* What is needed *
Using the data below, return all lines in which "value" appears.

*** Extracted records Section Begins ***

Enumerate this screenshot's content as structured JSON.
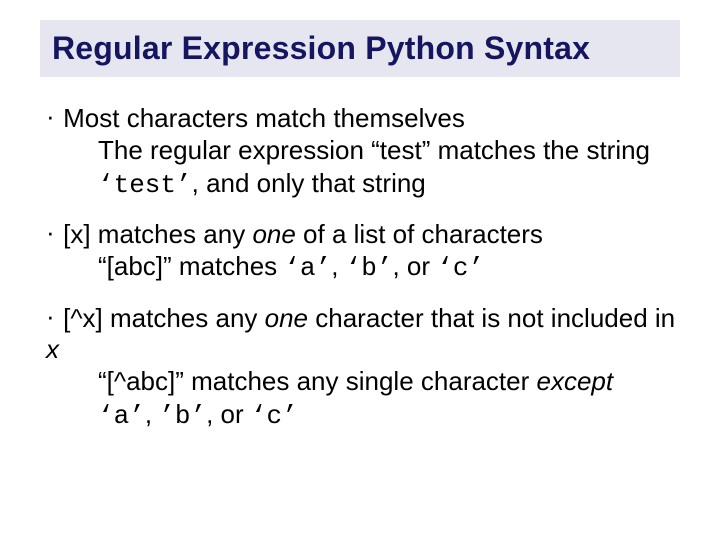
{
  "title": "Regular Expression Python Syntax",
  "bullets": {
    "b1": {
      "head": "Most characters match themselves",
      "sub_pre": "The regular expression “test” matches the string ",
      "sub_code": "‘test’",
      "sub_post": ", and only that string"
    },
    "b2": {
      "head_pre": "[x] matches any ",
      "head_em": "one",
      "head_post": " of a list of characters",
      "sub_pre": "“[abc]” matches ",
      "sub_a": "‘a’",
      "sub_c1": ", ",
      "sub_b": "‘b’",
      "sub_c2": ", or ",
      "sub_c": "‘c’"
    },
    "b3": {
      "head_pre": "[^x] matches any ",
      "head_em": "one",
      "head_post1": " character that is not included in ",
      "head_x": "x",
      "sub_pre": "“[^abc]” matches any single character ",
      "sub_em": "except",
      "sub_br": " ",
      "sub_a": "‘a’",
      "sub_c1": ", ",
      "sub_b": "’b’",
      "sub_c2": ", or ",
      "sub_c": "‘c’"
    }
  }
}
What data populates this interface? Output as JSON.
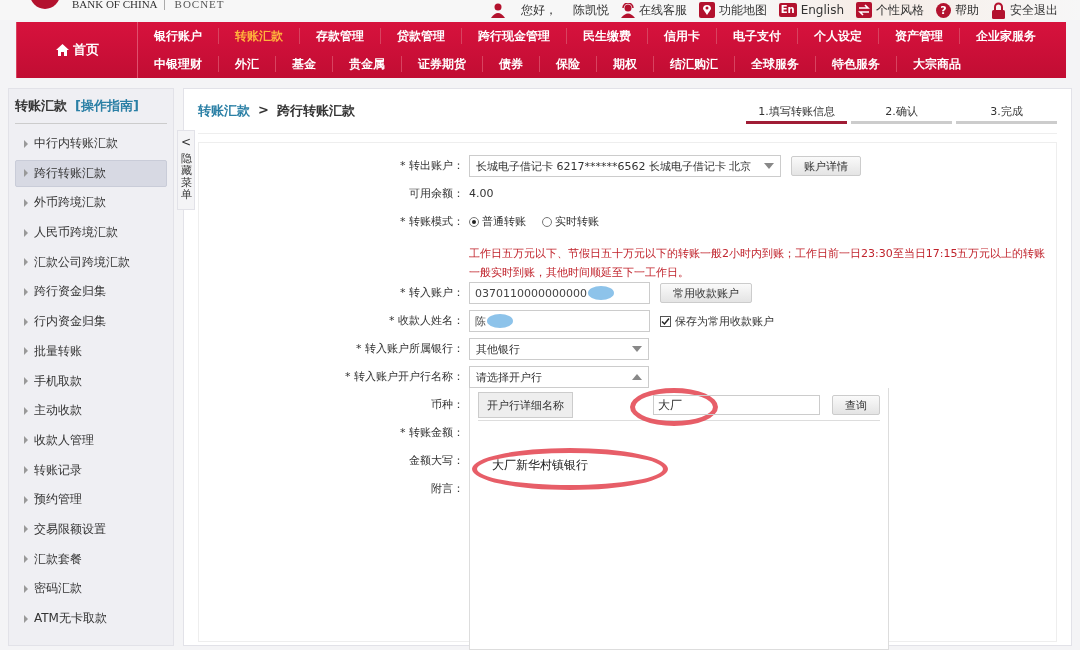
{
  "header": {
    "logo": [
      "BANK OF CHINA",
      "BOCNET"
    ],
    "greeting": "您好，",
    "user": "陈凯悦",
    "links": [
      {
        "kind": "person",
        "label": "在线客服"
      },
      {
        "kind": "pin",
        "label": "功能地图"
      },
      {
        "kind": "badge",
        "badge": "En",
        "label": "English"
      },
      {
        "kind": "swap",
        "label": "个性风格"
      },
      {
        "kind": "round",
        "badge": "?",
        "label": "帮助"
      },
      {
        "kind": "lock",
        "label": "安全退出"
      }
    ]
  },
  "nav": {
    "home": "首页",
    "menu_lines": [
      {
        "items": [
          {
            "label": "银行账户",
            "selected": false
          },
          {
            "label": "转账汇款",
            "selected": true
          },
          {
            "label": "存款管理",
            "selected": false
          },
          {
            "label": "贷款管理",
            "selected": false
          },
          {
            "label": "跨行现金管理",
            "selected": false
          },
          {
            "label": "民生缴费",
            "selected": false
          },
          {
            "label": "信用卡",
            "selected": false
          },
          {
            "label": "电子支付",
            "selected": false
          },
          {
            "label": "个人设定",
            "selected": false
          },
          {
            "label": "资产管理",
            "selected": false
          },
          {
            "label": "企业家服务",
            "selected": false
          }
        ]
      },
      {
        "items": [
          {
            "label": "中银理财",
            "selected": false
          },
          {
            "label": "外汇",
            "selected": false
          },
          {
            "label": "基金",
            "selected": false
          },
          {
            "label": "贵金属",
            "selected": false
          },
          {
            "label": "证券期货",
            "selected": false
          },
          {
            "label": "债券",
            "selected": false
          },
          {
            "label": "保险",
            "selected": false
          },
          {
            "label": "期权",
            "selected": false
          },
          {
            "label": "结汇购汇",
            "selected": false
          },
          {
            "label": "全球服务",
            "selected": false
          },
          {
            "label": "特色服务",
            "selected": false
          },
          {
            "label": "大宗商品",
            "selected": false
          }
        ]
      }
    ]
  },
  "sidebar": {
    "title": "转账汇款",
    "guide": "[操作指南]",
    "collapse": {
      "arrow": "<",
      "label": "隐藏菜单"
    },
    "items": [
      {
        "label": "中行内转账汇款",
        "selected": false
      },
      {
        "label": "跨行转账汇款",
        "selected": true
      },
      {
        "label": "外币跨境汇款",
        "selected": false
      },
      {
        "label": "人民币跨境汇款",
        "selected": false
      },
      {
        "label": "汇款公司跨境汇款",
        "selected": false
      },
      {
        "label": "跨行资金归集",
        "selected": false
      },
      {
        "label": "行内资金归集",
        "selected": false
      },
      {
        "label": "批量转账",
        "selected": false
      },
      {
        "label": "手机取款",
        "selected": false
      },
      {
        "label": "主动收款",
        "selected": false
      },
      {
        "label": "收款人管理",
        "selected": false
      },
      {
        "label": "转账记录",
        "selected": false
      },
      {
        "label": "预约管理",
        "selected": false
      },
      {
        "label": "交易限额设置",
        "selected": false
      },
      {
        "label": "汇款套餐",
        "selected": false
      },
      {
        "label": "密码汇款",
        "selected": false
      },
      {
        "label": "ATM无卡取款",
        "selected": false
      }
    ]
  },
  "breadcrumb": {
    "parent": "转账汇款",
    "separator": ">",
    "current": "跨行转账汇款"
  },
  "steps": [
    {
      "label": "1.填写转账信息",
      "selected": true
    },
    {
      "label": "2.确认",
      "selected": false
    },
    {
      "label": "3.完成",
      "selected": false
    }
  ],
  "form": [
    {
      "kind": "select",
      "label": "* 转出账户：",
      "value": "长城电子借记卡 6217******6562 长城电子借记卡  北京",
      "button": "账户详情"
    },
    {
      "kind": "text",
      "label": "可用余额：",
      "value": "4.00"
    },
    {
      "kind": "radio",
      "label": "* 转账模式：",
      "options": [
        {
          "label": "普通转账",
          "selected": true
        },
        {
          "label": "实时转账",
          "selected": false
        }
      ],
      "note": "工作日五万元以下、节假日五十万元以下的转账一般2小时内到账；工作日前一日23:30至当日17:15五万元以上的转账一般实时到账，其他时间顺延至下一工作日。"
    },
    {
      "kind": "input",
      "label": "* 转入账户：",
      "value": "0370110000000000",
      "redacted": true,
      "button": "常用收款账户"
    },
    {
      "kind": "input",
      "label": "* 收款人姓名：",
      "value": "陈",
      "redacted": true,
      "checkbox": {
        "label": "保存为常用收款账户",
        "checked": true
      }
    },
    {
      "kind": "select",
      "label": "* 转入账户所属银行：",
      "value": "其他银行",
      "expanded": false
    },
    {
      "kind": "select",
      "label": "* 转入账户开户行名称：",
      "value": "请选择开户行",
      "expanded": true
    },
    {
      "kind": "label",
      "label": "币种："
    },
    {
      "kind": "label",
      "label": "* 转账金额："
    },
    {
      "kind": "label",
      "label": "金额大写："
    },
    {
      "kind": "label",
      "label": "附言："
    }
  ],
  "bank_popup": {
    "tab": "开户行详细名称",
    "search": {
      "value": "大厂",
      "circled": true
    },
    "button": "查询",
    "results": [
      {
        "label": "大厂新华村镇银行",
        "circled": true
      }
    ]
  }
}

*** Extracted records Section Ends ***

* Solution below *
      "value": "长城电子借记卡 6217******6562 长城电子借记卡  北京",
      "value": "4.00"
      "value": "0370110000000000",
      "value": "陈",
      "value": "其他银行",
      "value": "请选择开户行",
      "value": "大厂",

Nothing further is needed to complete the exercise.